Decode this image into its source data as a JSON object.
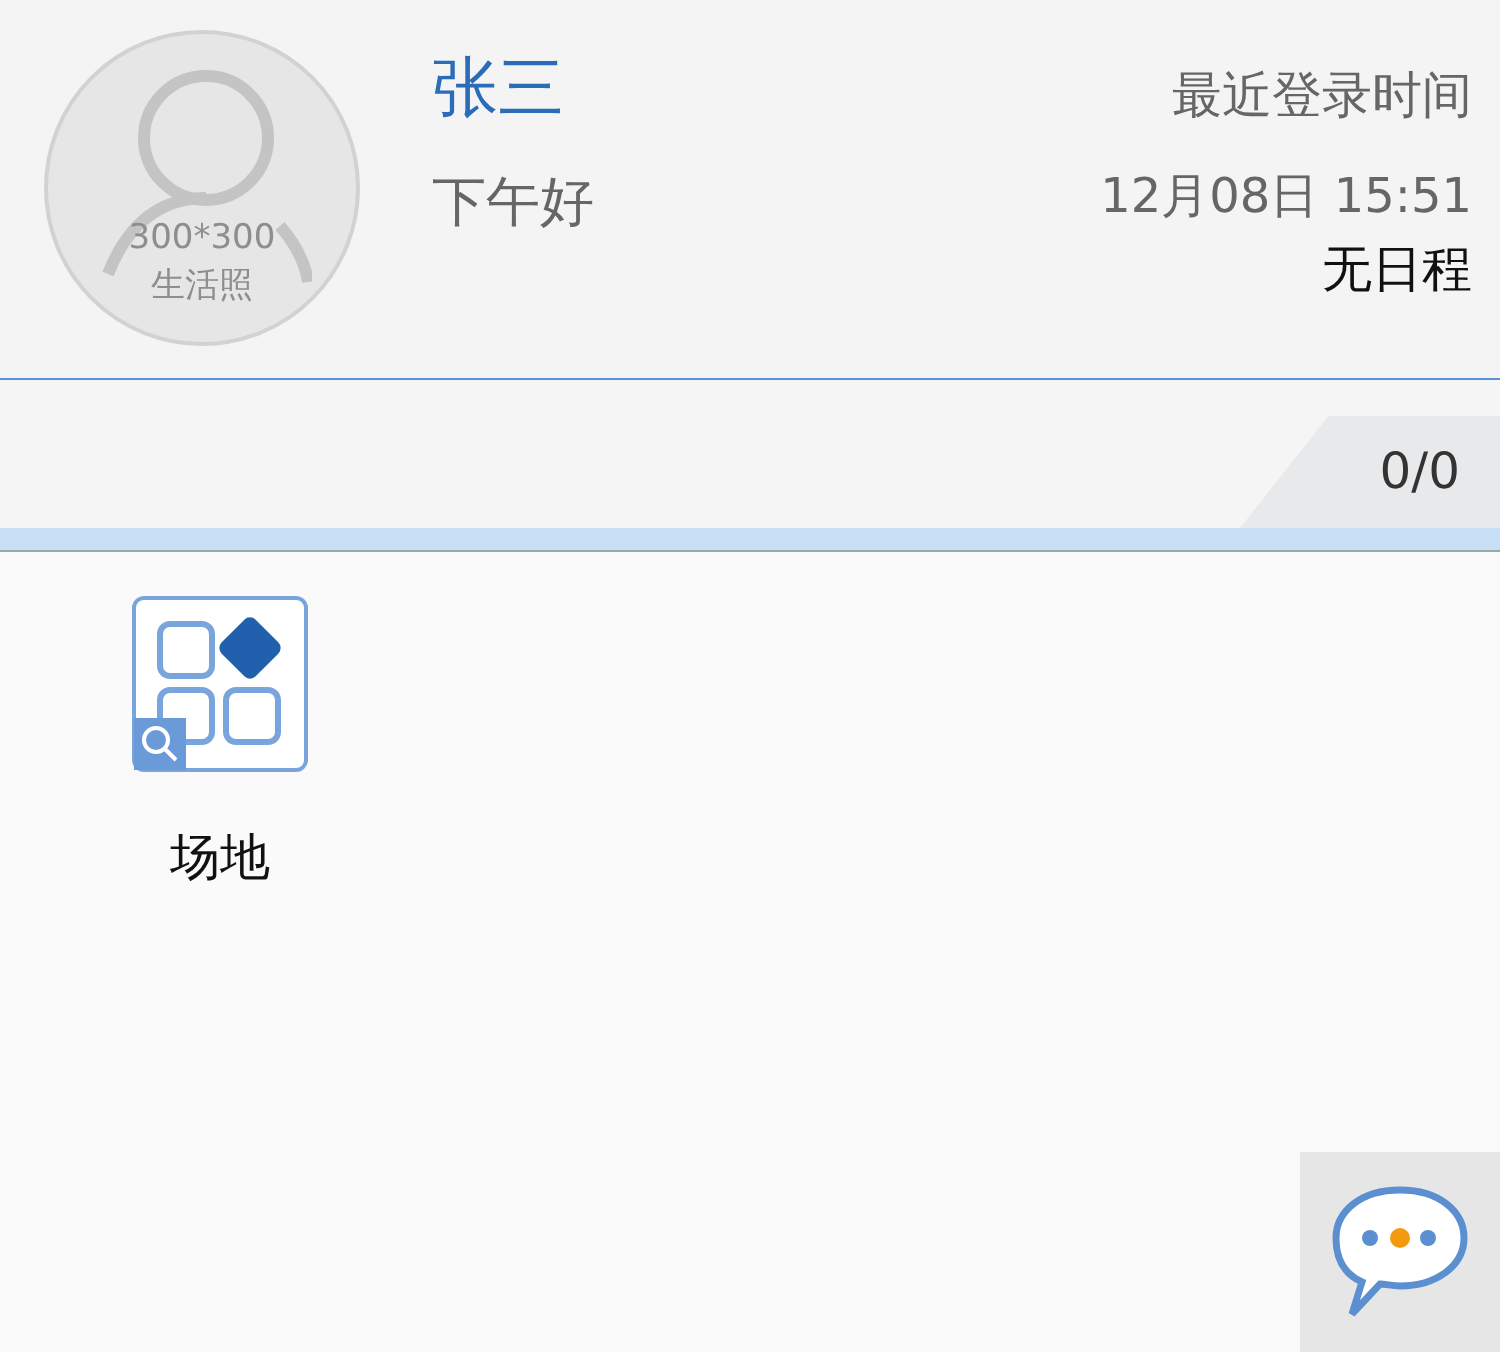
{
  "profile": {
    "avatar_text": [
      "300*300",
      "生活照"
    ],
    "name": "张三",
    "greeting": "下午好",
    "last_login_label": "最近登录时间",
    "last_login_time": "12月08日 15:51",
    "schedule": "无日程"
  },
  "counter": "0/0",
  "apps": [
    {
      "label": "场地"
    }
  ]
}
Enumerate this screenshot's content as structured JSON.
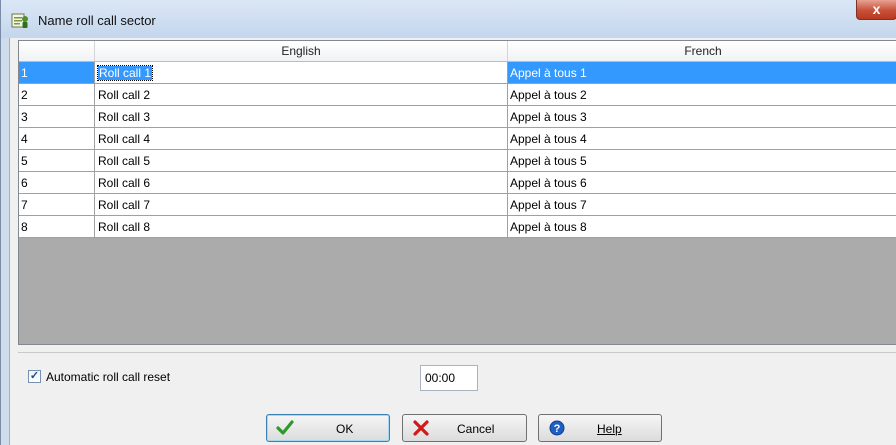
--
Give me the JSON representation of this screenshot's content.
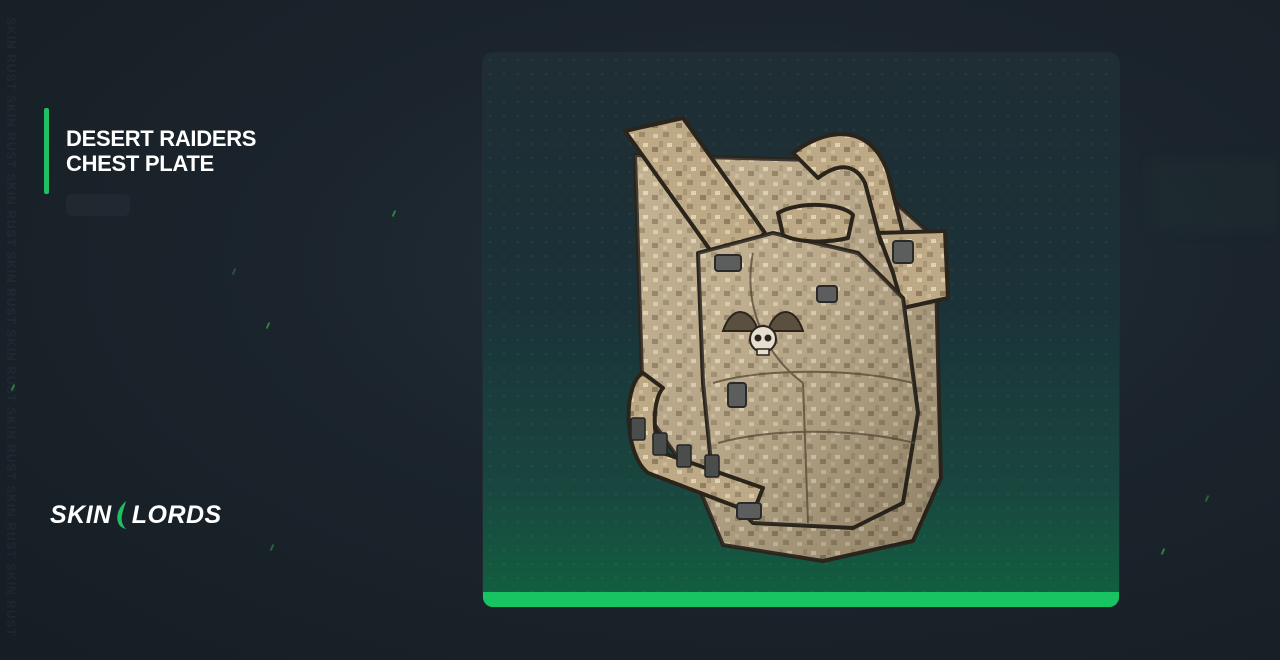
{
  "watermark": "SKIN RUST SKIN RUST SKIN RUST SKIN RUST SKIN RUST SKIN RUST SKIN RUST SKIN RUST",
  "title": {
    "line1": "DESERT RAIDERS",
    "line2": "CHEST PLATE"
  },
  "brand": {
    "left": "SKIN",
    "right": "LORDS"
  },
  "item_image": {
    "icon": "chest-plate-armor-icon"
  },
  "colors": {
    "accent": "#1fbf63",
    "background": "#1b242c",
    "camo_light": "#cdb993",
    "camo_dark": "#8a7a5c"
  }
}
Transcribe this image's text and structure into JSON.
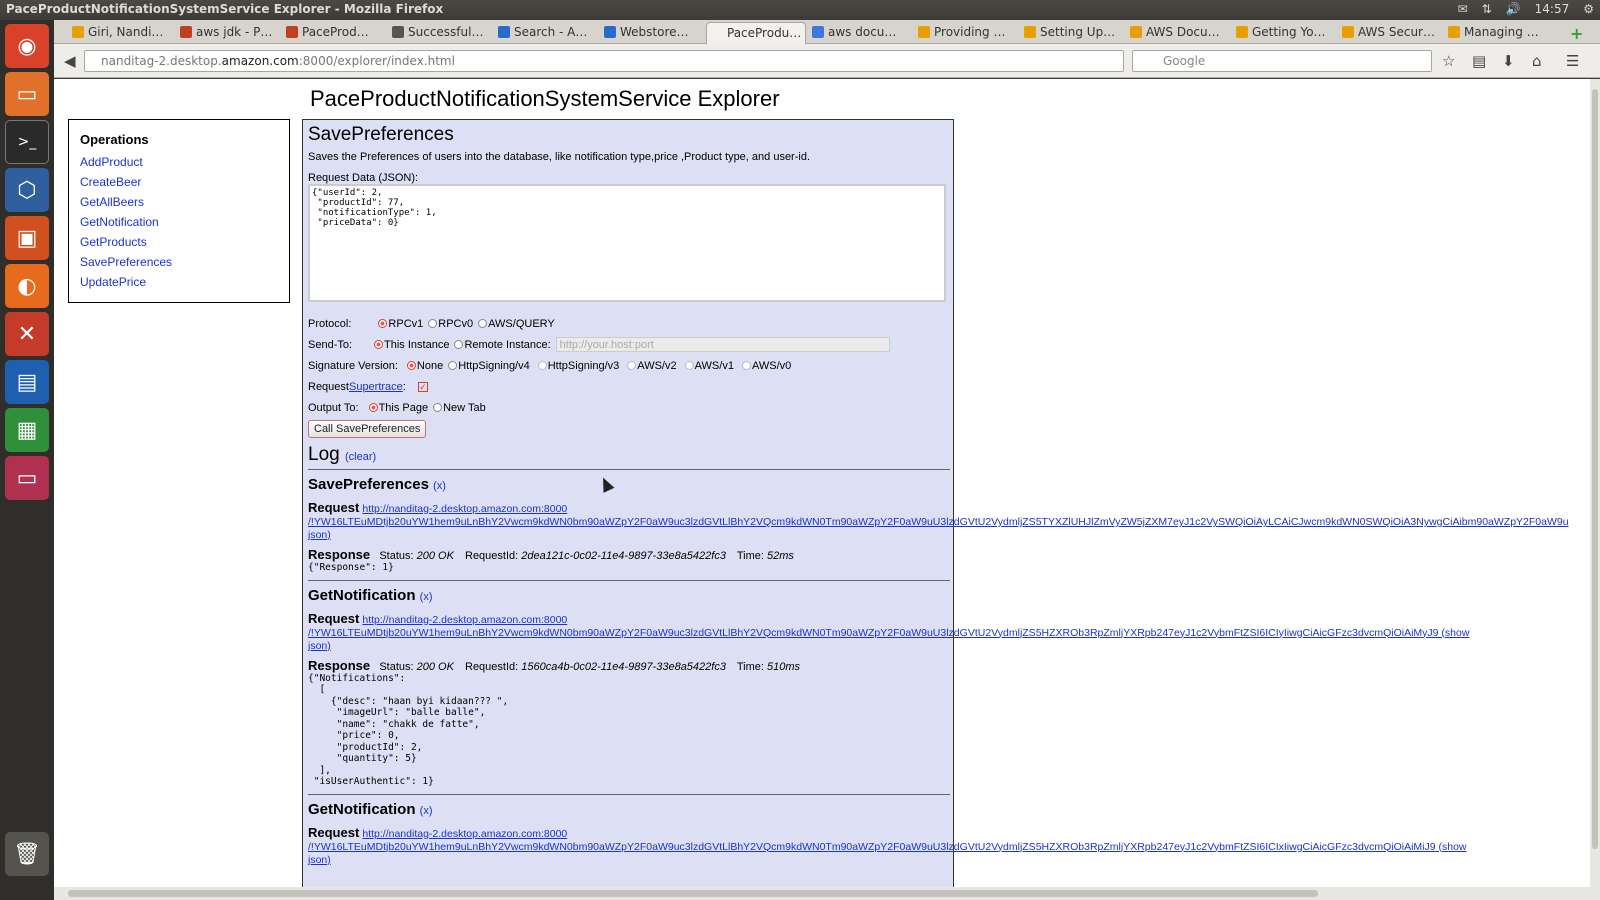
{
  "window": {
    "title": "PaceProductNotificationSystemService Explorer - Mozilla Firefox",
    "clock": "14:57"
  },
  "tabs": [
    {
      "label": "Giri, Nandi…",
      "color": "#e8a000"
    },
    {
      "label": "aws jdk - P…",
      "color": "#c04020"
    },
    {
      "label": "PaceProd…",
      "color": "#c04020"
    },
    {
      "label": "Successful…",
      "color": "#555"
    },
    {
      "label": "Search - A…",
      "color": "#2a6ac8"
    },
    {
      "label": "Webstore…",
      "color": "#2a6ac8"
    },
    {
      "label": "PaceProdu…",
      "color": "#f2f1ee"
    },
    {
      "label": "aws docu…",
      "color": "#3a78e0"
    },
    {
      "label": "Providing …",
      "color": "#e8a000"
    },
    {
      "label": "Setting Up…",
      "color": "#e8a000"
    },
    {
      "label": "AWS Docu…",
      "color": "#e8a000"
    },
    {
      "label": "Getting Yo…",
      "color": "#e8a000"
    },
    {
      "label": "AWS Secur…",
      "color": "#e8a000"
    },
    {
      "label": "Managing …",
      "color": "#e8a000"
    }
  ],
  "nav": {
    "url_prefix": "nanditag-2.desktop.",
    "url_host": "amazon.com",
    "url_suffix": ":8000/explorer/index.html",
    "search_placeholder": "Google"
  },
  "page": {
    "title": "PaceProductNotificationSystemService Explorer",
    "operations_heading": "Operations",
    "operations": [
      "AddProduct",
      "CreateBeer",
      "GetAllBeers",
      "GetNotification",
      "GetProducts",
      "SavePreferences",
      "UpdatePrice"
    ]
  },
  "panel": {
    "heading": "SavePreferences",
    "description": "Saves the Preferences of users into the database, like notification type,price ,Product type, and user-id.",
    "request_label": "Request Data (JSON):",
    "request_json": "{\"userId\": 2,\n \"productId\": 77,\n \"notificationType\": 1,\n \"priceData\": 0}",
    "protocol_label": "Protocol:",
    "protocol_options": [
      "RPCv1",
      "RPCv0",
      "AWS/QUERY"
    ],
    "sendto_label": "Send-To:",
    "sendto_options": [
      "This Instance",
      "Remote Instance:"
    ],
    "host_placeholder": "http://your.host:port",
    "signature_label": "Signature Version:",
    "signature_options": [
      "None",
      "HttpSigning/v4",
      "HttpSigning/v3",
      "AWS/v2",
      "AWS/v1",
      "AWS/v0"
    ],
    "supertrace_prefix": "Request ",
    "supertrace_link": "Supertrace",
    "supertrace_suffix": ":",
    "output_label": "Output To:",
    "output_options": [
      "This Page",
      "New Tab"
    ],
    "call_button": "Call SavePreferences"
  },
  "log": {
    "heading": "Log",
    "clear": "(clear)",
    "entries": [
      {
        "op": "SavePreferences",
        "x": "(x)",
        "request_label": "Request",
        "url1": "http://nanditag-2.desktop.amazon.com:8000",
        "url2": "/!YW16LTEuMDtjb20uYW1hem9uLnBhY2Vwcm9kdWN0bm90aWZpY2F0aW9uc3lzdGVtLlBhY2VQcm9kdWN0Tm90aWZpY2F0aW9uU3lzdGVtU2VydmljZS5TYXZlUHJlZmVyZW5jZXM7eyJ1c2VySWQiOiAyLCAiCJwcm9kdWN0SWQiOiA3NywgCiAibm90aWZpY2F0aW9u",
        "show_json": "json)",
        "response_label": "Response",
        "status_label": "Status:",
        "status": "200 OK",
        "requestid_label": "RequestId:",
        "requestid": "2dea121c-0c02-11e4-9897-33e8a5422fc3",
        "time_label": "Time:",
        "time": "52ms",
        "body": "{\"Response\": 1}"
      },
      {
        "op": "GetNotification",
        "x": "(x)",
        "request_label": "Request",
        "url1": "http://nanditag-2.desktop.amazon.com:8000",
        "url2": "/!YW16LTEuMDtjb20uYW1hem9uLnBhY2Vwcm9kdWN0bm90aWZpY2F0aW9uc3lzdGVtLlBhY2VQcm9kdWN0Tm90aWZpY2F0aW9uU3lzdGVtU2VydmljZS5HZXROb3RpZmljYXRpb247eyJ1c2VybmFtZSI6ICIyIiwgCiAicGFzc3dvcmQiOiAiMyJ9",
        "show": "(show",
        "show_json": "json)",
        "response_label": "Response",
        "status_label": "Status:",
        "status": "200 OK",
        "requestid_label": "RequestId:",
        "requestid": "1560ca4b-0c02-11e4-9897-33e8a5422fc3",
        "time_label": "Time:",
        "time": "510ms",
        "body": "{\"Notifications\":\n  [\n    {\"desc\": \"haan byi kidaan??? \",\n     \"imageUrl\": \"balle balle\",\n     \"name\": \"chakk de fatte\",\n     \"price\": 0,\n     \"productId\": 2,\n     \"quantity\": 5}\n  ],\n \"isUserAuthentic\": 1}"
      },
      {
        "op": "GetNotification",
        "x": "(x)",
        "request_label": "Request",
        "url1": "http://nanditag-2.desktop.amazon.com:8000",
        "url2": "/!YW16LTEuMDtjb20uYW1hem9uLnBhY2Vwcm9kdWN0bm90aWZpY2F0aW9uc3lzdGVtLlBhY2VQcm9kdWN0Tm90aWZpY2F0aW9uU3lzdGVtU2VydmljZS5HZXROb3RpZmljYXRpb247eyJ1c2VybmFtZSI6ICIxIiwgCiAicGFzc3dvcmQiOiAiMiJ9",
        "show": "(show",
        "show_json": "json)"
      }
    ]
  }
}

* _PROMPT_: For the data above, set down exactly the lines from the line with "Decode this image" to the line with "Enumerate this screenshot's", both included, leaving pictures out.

* _EXERCISE SOLUTION_:
Decode this image into its source data as a JSON object.
{
  "profile": {
    "avatar_text": [
      "300*300",
      "生活照"
    ],
    "name": "张三",
    "greeting": "下午好",
    "last_login_label": "最近登录时间",
    "last_login_time": "12月08日 15:51",
    "schedule": "无日程"
  },
  "counter": "0/0",
  "apps": [
    {
      "label": "场地"
    }
  ]
}
Enumerate this screenshot's content as structured JSON.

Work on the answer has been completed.